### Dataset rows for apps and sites
·····
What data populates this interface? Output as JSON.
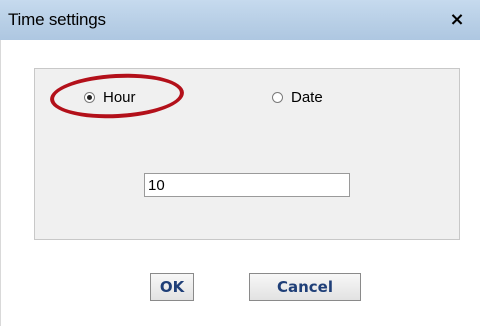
{
  "window": {
    "title": "Time settings",
    "close_label": "×"
  },
  "options": {
    "hour_label": "Hour",
    "date_label": "Date",
    "selected": "Hour"
  },
  "input": {
    "value": "10"
  },
  "buttons": {
    "ok_label": "OK",
    "cancel_label": "Cancel"
  },
  "colors": {
    "titlebar": "#b8cfe6",
    "annotation_ellipse": "#b3101a",
    "button_text": "#1f3f78"
  }
}
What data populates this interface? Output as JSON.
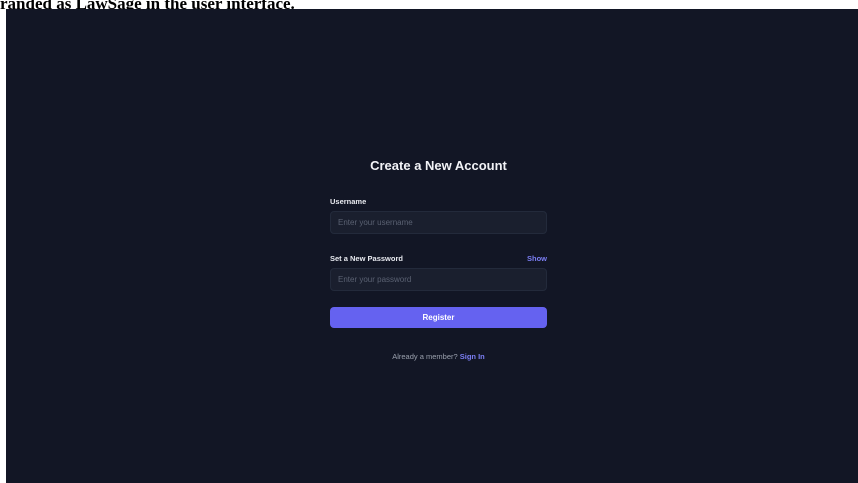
{
  "caption": "randed as LawSage in the user interface.",
  "form": {
    "title": "Create a New Account",
    "username_label": "Username",
    "username_placeholder": "Enter your username",
    "password_label": "Set a New Password",
    "show_label": "Show",
    "password_placeholder": "Enter your password",
    "register_label": "Register",
    "member_text": "Already a member?",
    "signin_label": "Sign In"
  }
}
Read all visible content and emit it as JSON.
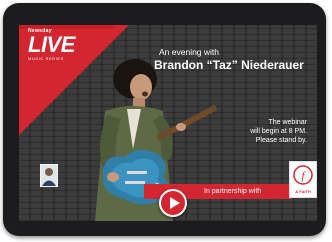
{
  "logo": {
    "small_text": "Newsday",
    "main_text": "LIVE",
    "sub_text": "MUSIC SERIES"
  },
  "event": {
    "intro": "An evening with",
    "artist": "Brandon “Taz” Niederauer"
  },
  "notice": {
    "line1": "The webinar",
    "line2": "will begin at 8 PM.",
    "line3": "Please stand by."
  },
  "partner": {
    "label": "In partnership with",
    "logo_text": "& FAITH"
  },
  "colors": {
    "brand_red": "#d42630",
    "device_frame": "#1c1c1e",
    "guitar_blue": "#2f7fa8"
  }
}
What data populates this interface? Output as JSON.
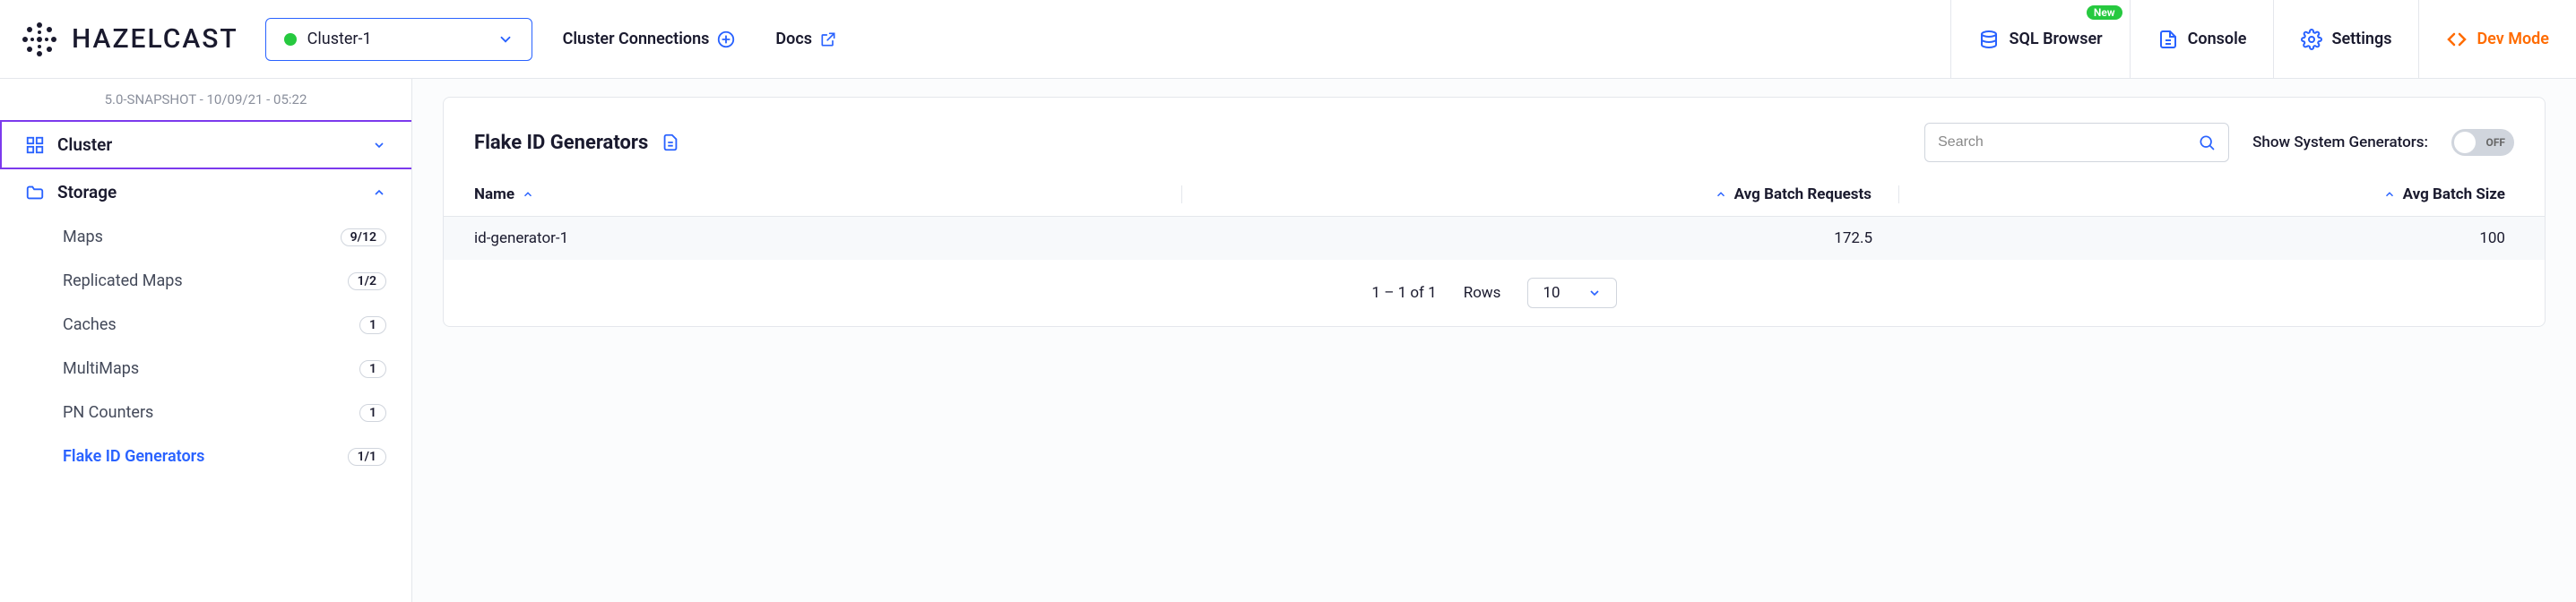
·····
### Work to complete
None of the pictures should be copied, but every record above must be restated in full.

### Solution below
What data populates this interface? Output as JSON.
{
  "window": {
    "title": "Time settings",
    "close_label": "×"
  },
  "options": {
    "hour_label": "Hour",
    "date_label": "Date",
    "selected": "Hour"
  },
  "input": {
    "value": "10"
  },
  "buttons": {
    "ok_label": "OK",
    "cancel_label": "Cancel"
  },
  "colors": {
    "titlebar": "#b8cfe6",
    "annotation_ellipse": "#b3101a",
    "button_text": "#1f3f78"
  }
}
What data populates this interface? Output as JSON.
{
  "caption": "randed as LawSage in the user interface.",
  "form": {
    "title": "Create a New Account",
    "username_label": "Username",
    "username_placeholder": "Enter your username",
    "password_label": "Set a New Password",
    "show_label": "Show",
    "password_placeholder": "Enter your password",
    "register_label": "Register",
    "member_text": "Already a member?",
    "signin_label": "Sign In"
  }
}
Read all visible content and emit it as JSON.
{
  "logo": {
    "small_text": "Newsday",
    "main_text": "LIVE",
    "sub_text": "MUSIC SERIES"
  },
  "event": {
    "intro": "An evening with",
    "artist": "Brandon “Taz” Niederauer"
  },
  "notice": {
    "line1": "The webinar",
    "line2": "will begin at 8 PM.",
    "line3": "Please stand by."
  },
  "partner": {
    "label": "In partnership with",
    "logo_text": "& FAITH"
  },
  "colors": {
    "brand_red": "#d42630",
    "device_frame": "#1c1c1e",
    "guitar_blue": "#2f7fa8"
  }
}
What data populates this interface? Output as JSON.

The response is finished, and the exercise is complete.